Web page and app entries
◆ ◆ ◆ ◆ ◆ ◆ ◆
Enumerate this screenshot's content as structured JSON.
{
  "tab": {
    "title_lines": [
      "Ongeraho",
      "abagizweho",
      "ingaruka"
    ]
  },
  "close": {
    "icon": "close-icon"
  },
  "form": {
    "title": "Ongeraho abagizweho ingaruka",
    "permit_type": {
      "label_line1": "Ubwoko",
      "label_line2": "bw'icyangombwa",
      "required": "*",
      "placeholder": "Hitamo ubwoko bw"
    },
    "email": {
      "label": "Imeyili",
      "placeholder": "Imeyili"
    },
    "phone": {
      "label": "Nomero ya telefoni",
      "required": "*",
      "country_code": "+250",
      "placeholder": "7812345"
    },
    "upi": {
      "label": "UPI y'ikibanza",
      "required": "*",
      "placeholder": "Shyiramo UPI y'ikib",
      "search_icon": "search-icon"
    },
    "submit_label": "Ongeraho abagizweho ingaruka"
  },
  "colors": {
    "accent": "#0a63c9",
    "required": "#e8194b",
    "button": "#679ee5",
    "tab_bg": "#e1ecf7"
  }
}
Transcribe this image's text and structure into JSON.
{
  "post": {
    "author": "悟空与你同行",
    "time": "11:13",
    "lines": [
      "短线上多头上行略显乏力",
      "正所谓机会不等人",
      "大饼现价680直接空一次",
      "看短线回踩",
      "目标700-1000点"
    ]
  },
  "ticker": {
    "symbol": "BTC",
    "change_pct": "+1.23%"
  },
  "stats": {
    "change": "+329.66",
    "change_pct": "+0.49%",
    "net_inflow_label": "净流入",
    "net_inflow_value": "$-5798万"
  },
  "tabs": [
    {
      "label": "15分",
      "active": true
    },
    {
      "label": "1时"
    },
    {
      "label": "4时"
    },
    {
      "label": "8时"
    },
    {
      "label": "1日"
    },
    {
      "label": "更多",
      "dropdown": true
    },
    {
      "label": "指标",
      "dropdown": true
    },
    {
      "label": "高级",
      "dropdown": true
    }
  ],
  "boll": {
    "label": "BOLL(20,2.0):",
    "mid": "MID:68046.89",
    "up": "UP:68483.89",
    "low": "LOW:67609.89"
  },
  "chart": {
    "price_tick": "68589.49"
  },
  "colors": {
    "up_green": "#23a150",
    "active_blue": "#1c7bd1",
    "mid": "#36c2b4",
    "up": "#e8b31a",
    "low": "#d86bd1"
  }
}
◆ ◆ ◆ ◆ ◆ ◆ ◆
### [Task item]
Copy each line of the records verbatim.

### [Written answer]
Enumerate this screenshot's content as structured JSON.
{
  "tab": {
    "title_lines": [
      "Ongeraho",
      "abagizweho",
      "ingaruka"
    ]
  },
  "close": {
    "icon": "close-icon"
  },
  "form": {
    "title": "Ongeraho abagizweho ingaruka",
    "permit_type": {
      "label_line1": "Ubwoko",
      "label_line2": "bw'icyangombwa",
      "required": "*",
      "placeholder": "Hitamo ubwoko bw"
    },
    "email": {
      "label": "Imeyili",
      "placeholder": "Imeyili"
    },
    "phone": {
      "label": "Nomero ya telefoni",
      "required": "*",
      "country_code": "+250",
      "placeholder": "7812345"
    },
    "upi": {
      "label": "UPI y'ikibanza",
      "required": "*",
      "placeholder": "Shyiramo UPI y'ikib",
      "search_icon": "search-icon"
    },
    "submit_label": "Ongeraho abagizweho ingaruka"
  },
  "colors": {
    "accent": "#0a63c9",
    "required": "#e8194b",
    "button": "#679ee5",
    "tab_bg": "#e1ecf7"
  }
}
Transcribe this image's text and structure into JSON.
{
  "post": {
    "author": "悟空与你同行",
    "time": "11:13",
    "lines": [
      "短线上多头上行略显乏力",
      "正所谓机会不等人",
      "大饼现价680直接空一次",
      "看短线回踩",
      "目标700-1000点"
    ]
  },
  "ticker": {
    "symbol": "BTC",
    "change_pct": "+1.23%"
  },
  "stats": {
    "change": "+329.66",
    "change_pct": "+0.49%",
    "net_inflow_label": "净流入",
    "net_inflow_value": "$-5798万"
  },
  "tabs": [
    {
      "label": "15分",
      "active": true
    },
    {
      "label": "1时"
    },
    {
      "label": "4时"
    },
    {
      "label": "8时"
    },
    {
      "label": "1日"
    },
    {
      "label": "更多",
      "dropdown": true
    },
    {
      "label": "指标",
      "dropdown": true
    },
    {
      "label": "高级",
      "dropdown": true
    }
  ],
  "boll": {
    "label": "BOLL(20,2.0):",
    "mid": "MID:68046.89",
    "up": "UP:68483.89",
    "low": "LOW:67609.89"
  },
  "chart": {
    "price_tick": "68589.49"
  },
  "colors": {
    "up_green": "#23a150",
    "active_blue": "#1c7bd1",
    "mid": "#36c2b4",
    "up": "#e8b31a",
    "low": "#d86bd1"
  }
}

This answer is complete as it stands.